__Task instructions__. Set down every record exactly as it appears.

__Data records__.
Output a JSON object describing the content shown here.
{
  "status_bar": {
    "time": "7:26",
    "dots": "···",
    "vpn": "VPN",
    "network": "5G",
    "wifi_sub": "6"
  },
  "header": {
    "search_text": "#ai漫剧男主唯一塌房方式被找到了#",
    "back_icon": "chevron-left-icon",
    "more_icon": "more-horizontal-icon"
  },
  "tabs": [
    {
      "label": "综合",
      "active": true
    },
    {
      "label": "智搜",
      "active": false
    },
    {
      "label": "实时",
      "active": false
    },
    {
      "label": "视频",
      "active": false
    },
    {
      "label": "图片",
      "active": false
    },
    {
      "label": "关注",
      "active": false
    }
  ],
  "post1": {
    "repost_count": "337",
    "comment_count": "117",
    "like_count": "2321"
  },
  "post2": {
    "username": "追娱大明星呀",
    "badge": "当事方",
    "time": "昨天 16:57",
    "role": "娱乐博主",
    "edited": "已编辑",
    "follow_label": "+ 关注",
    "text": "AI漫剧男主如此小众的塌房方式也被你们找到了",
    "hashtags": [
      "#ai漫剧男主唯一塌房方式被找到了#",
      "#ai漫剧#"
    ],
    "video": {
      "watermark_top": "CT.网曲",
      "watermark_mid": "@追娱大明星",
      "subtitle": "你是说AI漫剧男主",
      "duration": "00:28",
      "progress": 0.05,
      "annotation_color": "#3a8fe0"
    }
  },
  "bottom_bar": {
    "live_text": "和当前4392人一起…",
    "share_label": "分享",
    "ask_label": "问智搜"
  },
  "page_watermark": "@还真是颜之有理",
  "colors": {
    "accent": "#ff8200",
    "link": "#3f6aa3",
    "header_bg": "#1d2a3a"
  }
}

__Solution for this problem__.
Output a JSON object describing the content shown here.
{
  "status_bar": {
    "time": "7:26",
    "dots": "···",
    "vpn": "VPN",
    "network": "5G",
    "wifi_sub": "6"
  },
  "header": {
    "search_text": "#ai漫剧男主唯一塌房方式被找到了#",
    "back_icon": "chevron-left-icon",
    "more_icon": "more-horizontal-icon"
  },
  "tabs": [
    {
      "label": "综合",
      "active": true
    },
    {
      "label": "智搜",
      "active": false
    },
    {
      "label": "实时",
      "active": false
    },
    {
      "label": "视频",
      "active": false
    },
    {
      "label": "图片",
      "active": false
    },
    {
      "label": "关注",
      "active": false
    }
  ],
  "post1": {
    "repost_count": "337",
    "comment_count": "117",
    "like_count": "2321"
  },
  "post2": {
    "username": "追娱大明星呀",
    "badge": "当事方",
    "time": "昨天 16:57",
    "role": "娱乐博主",
    "edited": "已编辑",
    "follow_label": "+ 关注",
    "text": "AI漫剧男主如此小众的塌房方式也被你们找到了",
    "hashtags": [
      "#ai漫剧男主唯一塌房方式被找到了#",
      "#ai漫剧#"
    ],
    "video": {
      "watermark_top": "CT.网曲",
      "watermark_mid": "@追娱大明星",
      "subtitle": "你是说AI漫剧男主",
      "duration": "00:28",
      "progress": 0.05,
      "annotation_color": "#3a8fe0"
    }
  },
  "bottom_bar": {
    "live_text": "和当前4392人一起…",
    "share_label": "分享",
    "ask_label": "问智搜"
  },
  "page_watermark": "@还真是颜之有理",
  "colors": {
    "accent": "#ff8200",
    "link": "#3f6aa3",
    "header_bg": "#1d2a3a"
  }
}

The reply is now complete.